Q: Do you expect foreign policy to be a major issue in next year's presidential campaign?
A: It will be, to some extent. But foreign policy tends to be a decisive issue only when there is a huge national crisis of some kind--the Vietnam War comes to mind.
I think it will also depend on how successful we are in convincing the American people--including a lot of Republican members of Congress and folks in the country as a whole--that we're on the right track; and we're on the right track in a way that is consistent with the basic values that we've inherited from our predecessors and that we will, in due course many years from now, pass on to our successors.
I think it will quite properly be an issue. I would not expect it to be a pivotal issue.
Q: You've been in the State Department a little more than two years now. What have you learned about the way government works?

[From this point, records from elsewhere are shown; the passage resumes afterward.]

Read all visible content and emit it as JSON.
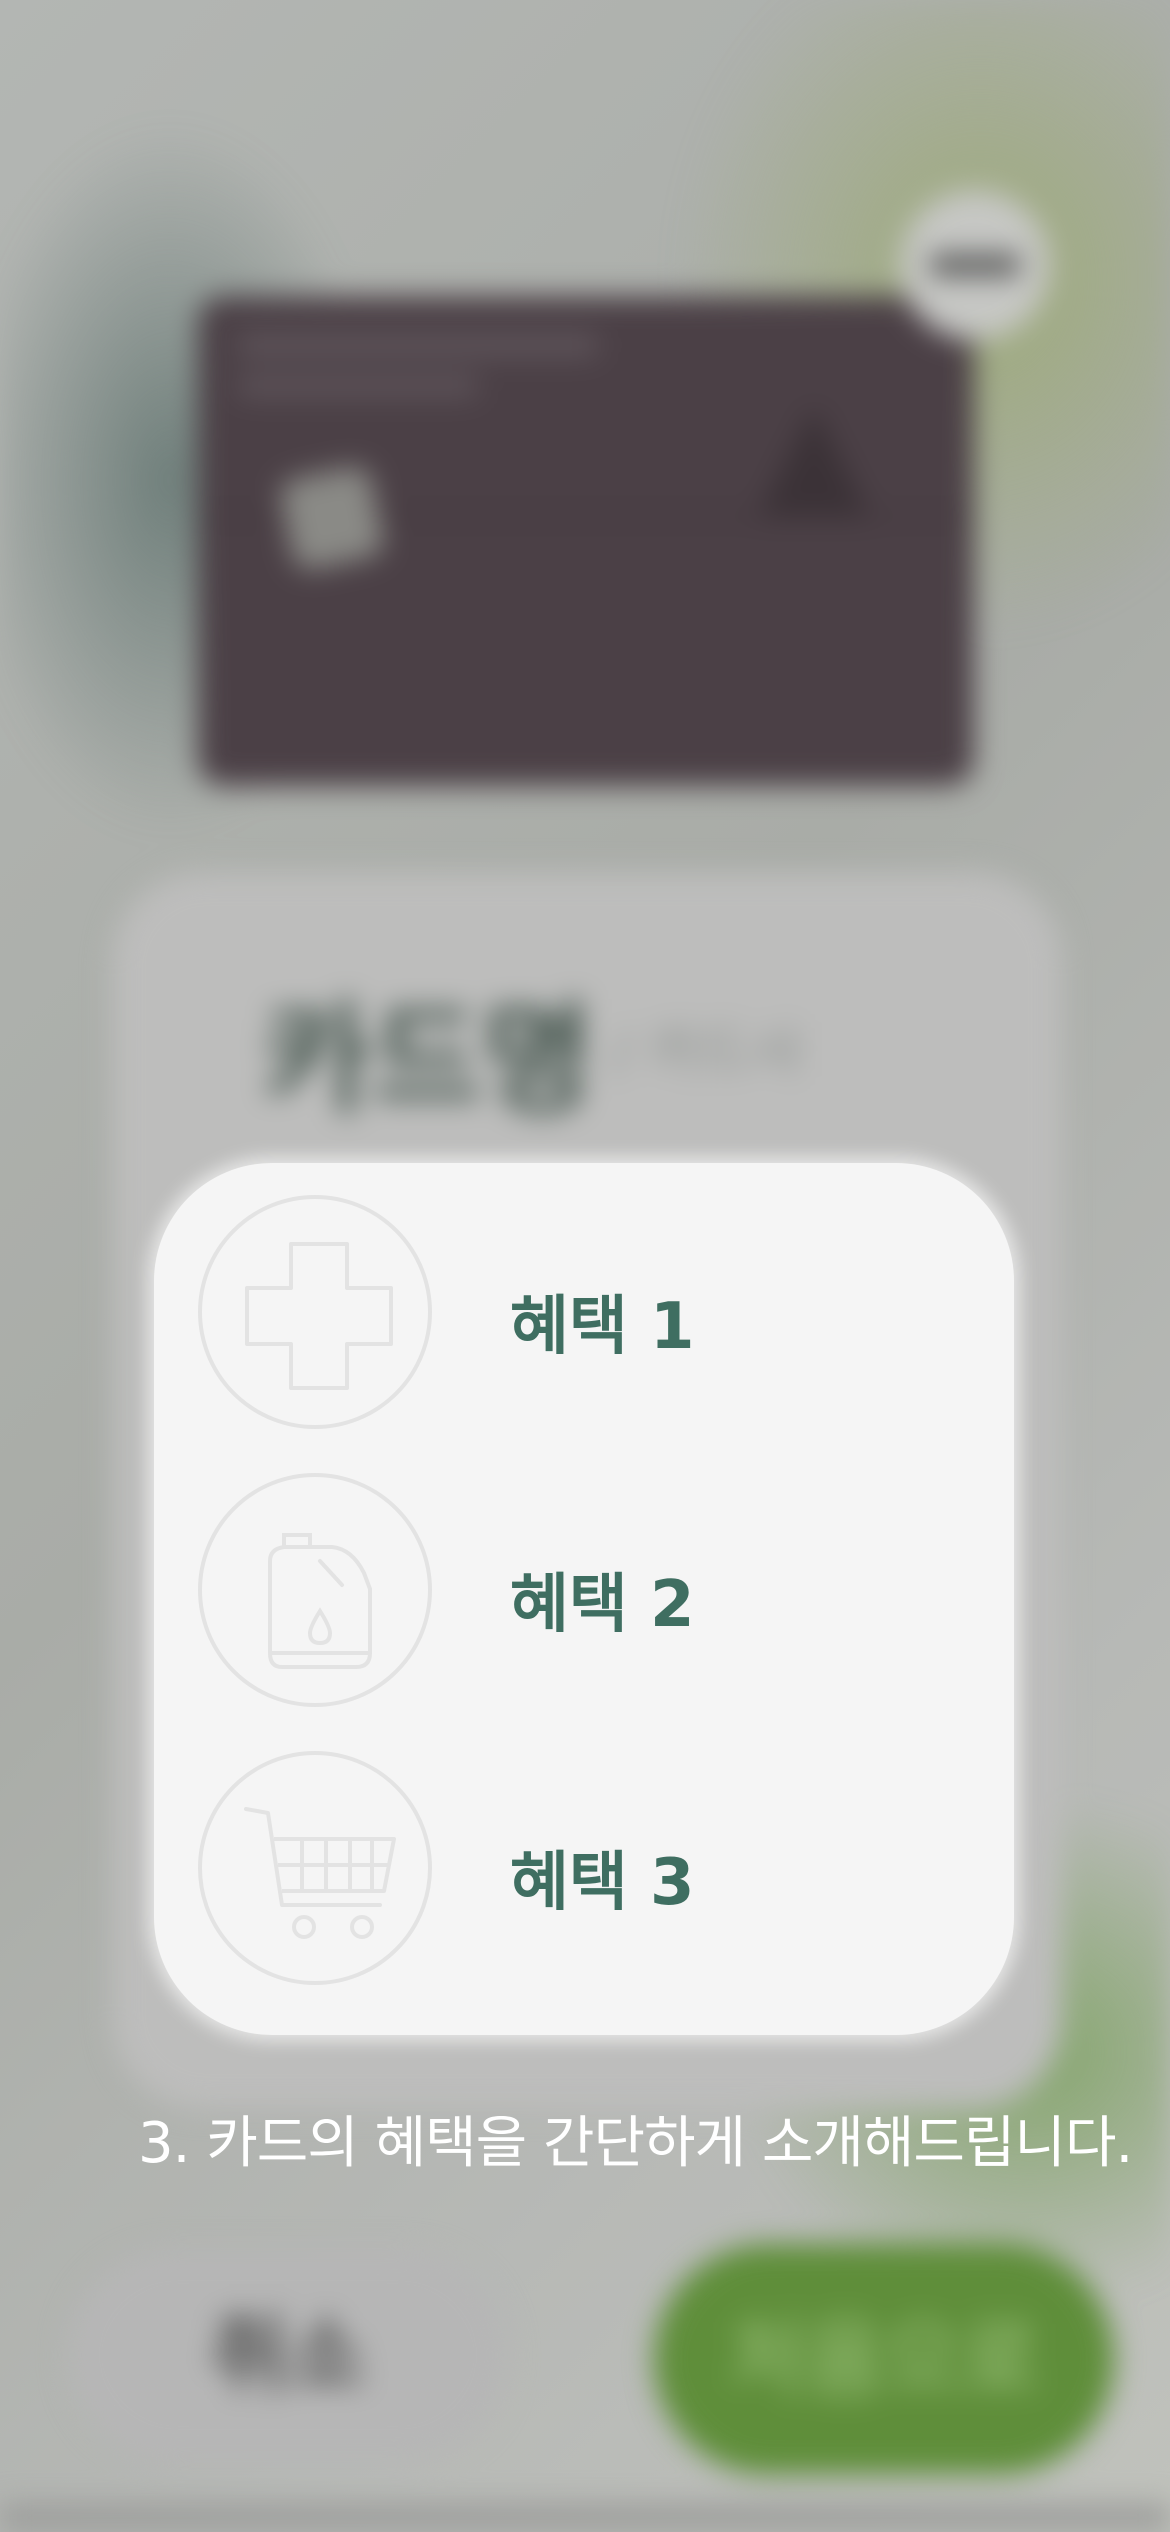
{
  "card": {
    "name": "카드명",
    "issuer": "/ 카드사"
  },
  "benefits": [
    {
      "label": "혜택 1",
      "icon": "medical-cross-icon"
    },
    {
      "label": "혜택 2",
      "icon": "fuel-canister-icon"
    },
    {
      "label": "혜택 3",
      "icon": "shopping-cart-icon"
    }
  ],
  "tutorial": {
    "message": "3.  카드의 혜택을 간단하게 소개해드립니다."
  },
  "buttons": {
    "cancel": "취소",
    "start": "처음으로"
  },
  "colors": {
    "benefit_text": "#3f6e61",
    "card_background": "#4b4046",
    "primary_button": "#5f8e3a",
    "highlight_box": "#f5f5f5"
  }
}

A: I spent, as a journalist, a lot of time trying to understand the process of policy-making myself, so I had--more than a lot of people who have come into jobs like this from outside of government--some sense of what it was like before I got here.
But what I underestimated as a journalist was the extent to which the best-laid plans are not sufficient to deal with situations as they actually develop. What you have to do in order to get it right is be flexible enough to deal with the world when it doesn't cooperate with your strategy, while being consistent and principled enough to keep your strategy clear in your mind--so that you don't get thrown off course too much when events don't cooperate. I kind of knew that. If you had told me that two years ago, I would have said, "Yeah, I know that." But I sort of feel it in my protoplasm now, in a way I didn't then.*